The Negro Motorist Green Book was a literal lifesaver for Black men and women during the Jim Crow era and other times of racial strife in America. It was an ongoing resource that allowed our ancestors to travel about the country, as safely as possible. NatGeo will release a powerful documentary, Black Travel Across America—with host Martinique Lewis, on Feb. 6, 2023, that will highlight some of the very locations listed in the green book, as well as some of the country's most impactful Black-owned businesses of today.

Lewis, a passionate advocate for Black travel and our right to take up space all around the globe, goes on a journey with visits to places like The Harlem YMCA, the Negro League Baseball Museum, Ruby Jean's Juicery and more. NatGeo aims to explore the optimistic parks of our dark history, while honoring the ingenuity of the Black community.

"This film is a new age Harlem Renaissance. We're celebrating our past, even though it's like the most known unknown. NatGeo took the stance of we're going to cover this and celebrate Black excellence of the past, and present and talk about what it looks like in the future. I'm so excited to bring that to the screen" Lewis says. "I'm just so ready for people to hear these stories of giants and the sheroes that people may not have heard of. But, they're the reason we have a lot of things we have today."

For the Black travel diversity consultant, this piece runs deeper than just America's Black history. Within her journey, she was also able to further connect with her own family's history and legacy in Denver, Colorado.

Host Martinique Lewis outside of Kansas City's Ruby Jean Juicery. Image: courtesy of NatGeo.

"It wasn't even until 2020 that I learned about this side of my family. My aunt told me of this man who was my grandfather's uncle, Benny Hooper. He was the reason the Five Points neighborhood in Denver succeeded. They literally called him the mayor. He helped Black-owned businesses thrive back then. For me, it was this overwhelming sense of life full circle, based on the work I'm doing with my own version of a modern day Green Book for Black travelers."

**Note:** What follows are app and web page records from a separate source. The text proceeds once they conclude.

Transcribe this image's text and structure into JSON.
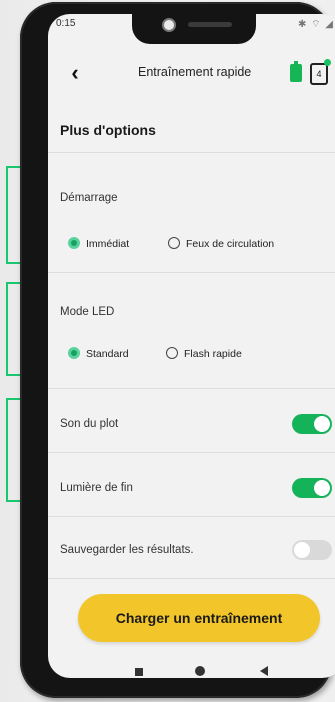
{
  "status_bar": {
    "time": "0:15",
    "icons": "✱ ⌔ ◢"
  },
  "header": {
    "back_icon": "back-chevron-icon",
    "title": "Entraînement rapide",
    "battery_icon": "battery-icon",
    "count": "4",
    "accent": "#16b657"
  },
  "section_title": "Plus d'options",
  "demarrage": {
    "label": "Démarrage",
    "options": [
      "Immédiat",
      "Feux de circulation"
    ],
    "selected": "Immédiat"
  },
  "mode_led": {
    "label": "Mode LED",
    "options": [
      "Standard",
      "Flash rapide"
    ],
    "selected": "Standard"
  },
  "toggles": [
    {
      "label": "Son du plot",
      "on": true
    },
    {
      "label": "Lumière de fin",
      "on": true
    },
    {
      "label": "Sauvegarder les résultats.",
      "on": false
    }
  ],
  "cta": {
    "label": "Charger un entraînement",
    "color": "#f2c62a"
  },
  "nav": {
    "icons": [
      "recents-square-icon",
      "home-circle-icon",
      "back-triangle-icon"
    ]
  },
  "highlight_color": "#18c86e"
}
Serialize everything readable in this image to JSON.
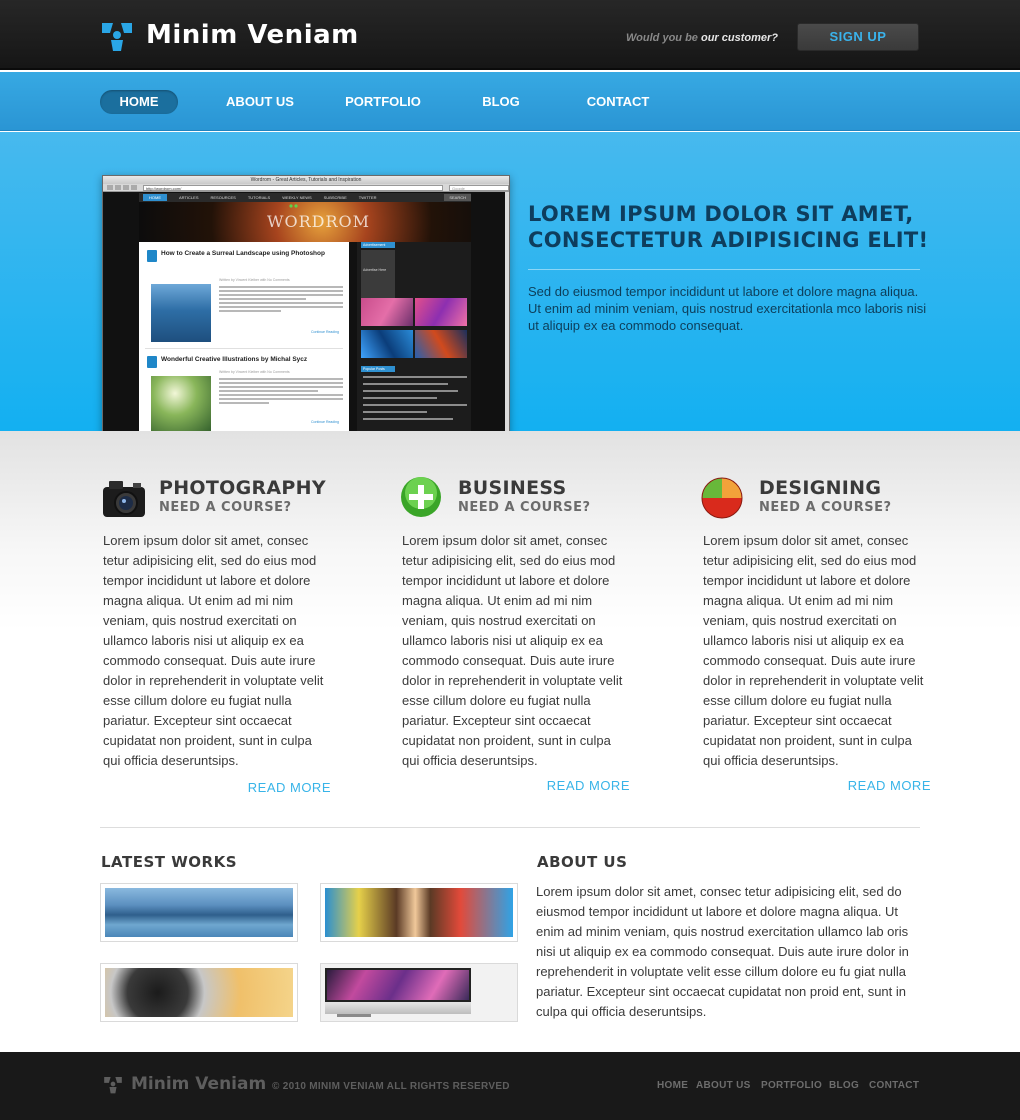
{
  "header": {
    "brand": "Minim Veniam",
    "cta_lead": "Would you be",
    "cta_strong": "our customer?",
    "signup_label": "SIGN UP"
  },
  "nav": {
    "items": [
      {
        "label": "HOME",
        "active": true
      },
      {
        "label": "ABOUT US"
      },
      {
        "label": "PORTFOLIO"
      },
      {
        "label": "BLOG"
      },
      {
        "label": "CONTACT"
      }
    ]
  },
  "hero": {
    "heading_line1": "LOREM IPSUM DOLOR SIT AMET,",
    "heading_line2": "CONSECTETUR ADIPISICING ELIT!",
    "body": "Sed do eiusmod tempor incididunt ut labore et dolore magna aliqua. Ut enim ad minim veniam, quis nostrud exercitationla mco laboris nisi ut aliquip ex ea commodo consequat.",
    "screenshot": {
      "window_title": "Wordrom - Great Articles, Tutorials and Inspiration",
      "url": "http://wordrom.com/",
      "search_placeholder": "Google",
      "nav": [
        "HOME",
        "ARTICLES",
        "RESOURCES",
        "TUTORIALS",
        "WEEKLY NEWS",
        "SUBSCRIBE",
        "TWITTER"
      ],
      "search_button": "SEARCH",
      "banner_word": "WORDROM",
      "post1_title": "How to Create a Surreal Landscape using Photoshop",
      "post1_meta": "Written by Vincent Kleiber with No Comments",
      "post2_title": "Wonderful Creative Illustrations by Michal Sycz",
      "post2_meta": "Written by Vincent Kleiber with No Comments",
      "continue": "Continue Reading",
      "sidebar_tab": "Advertisement",
      "sidebar_ad": "Advertise Here",
      "popular_tab": "Popular Posts"
    }
  },
  "features": [
    {
      "title": "PHOTOGRAPHY",
      "subtitle": "NEED A COURSE?",
      "icon": "camera-icon",
      "body": "Lorem ipsum dolor sit amet, consec tetur adipisicing elit, sed do eius mod tempor incididunt ut labore et dolore magna aliqua. Ut enim ad mi nim veniam, quis nostrud exercitati on ullamco laboris nisi ut aliquip ex ea commodo consequat. Duis aute irure dolor in reprehenderit in voluptate velit esse cillum dolore eu fugiat nulla pariatur. Excepteur sint occaecat cupidatat non proident, sunt in culpa qui officia deseruntsips.",
      "more": "READ MORE"
    },
    {
      "title": "BUSINESS",
      "subtitle": "NEED A COURSE?",
      "icon": "plus-circle-icon",
      "body": "Lorem ipsum dolor sit amet, consec tetur adipisicing elit, sed do eius mod tempor incididunt ut labore et dolore magna aliqua. Ut enim ad mi nim veniam, quis nostrud exercitati on ullamco laboris nisi ut aliquip ex ea commodo consequat. Duis aute irure dolor in reprehenderit in voluptate velit esse cillum dolore eu fugiat nulla pariatur. Excepteur sint occaecat cupidatat non proident, sunt in culpa qui officia deseruntsips.",
      "more": "READ MORE"
    },
    {
      "title": "DESIGNING",
      "subtitle": "NEED A COURSE?",
      "icon": "pie-chart-icon",
      "body": "Lorem ipsum dolor sit amet, consec tetur adipisicing elit, sed do eius mod tempor incididunt ut labore et dolore magna aliqua. Ut enim ad mi nim veniam, quis nostrud exercitati on ullamco laboris nisi ut aliquip ex ea commodo consequat. Duis aute irure dolor in reprehenderit in voluptate velit esse cillum dolore eu fugiat nulla pariatur. Excepteur sint occaecat cupidatat non proident, sunt in culpa qui officia deseruntsips.",
      "more": "READ MORE"
    }
  ],
  "latest_works": {
    "title": "LATEST WORKS",
    "items": [
      "mountain-lake-thumbnail",
      "colorful-portrait-thumbnail",
      "camera-lens-thumbnail",
      "imac-thumbnail"
    ]
  },
  "about": {
    "title": "ABOUT US",
    "body": "Lorem ipsum dolor sit amet, consec tetur adipisicing elit, sed do eiusmod tempor incididunt ut labore et dolore magna aliqua. Ut enim ad minim veniam, quis nostrud exercitation ullamco lab oris nisi ut aliquip ex ea commodo consequat. Duis aute irure dolor in reprehenderit in voluptate velit esse cillum dolore eu fu giat nulla pariatur. Excepteur sint occaecat cupidatat non proid ent, sunt in culpa qui officia deseruntsips."
  },
  "footer": {
    "brand": "Minim Veniam",
    "copyright": "© 2010 MINIM VENIAM ALL RIGHTS RESERVED",
    "nav": [
      "HOME",
      "ABOUT US",
      "PORTFOLIO",
      "BLOG",
      "CONTACT"
    ]
  },
  "colors": {
    "accent": "#38b4e8",
    "nav_bg": "#2a95d4",
    "hero_bg": "#13b0f1",
    "header_bg": "#1c1c1c",
    "heading_dark": "#0e3d5d"
  }
}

The show was produced and written by an all Black team. For Lewis, it was also important to not just highlight these historic destinations and Black businesses, but she was also intentional about wearing Black designers and even tapping Black makeup artists in the process.

"I wanted it to be all Black everything. But in addition, I also want Black people to really understand the Black history in their own local destinations. It's up to us to learn it, because outlets and tourism boards won't always bring it to the forefront."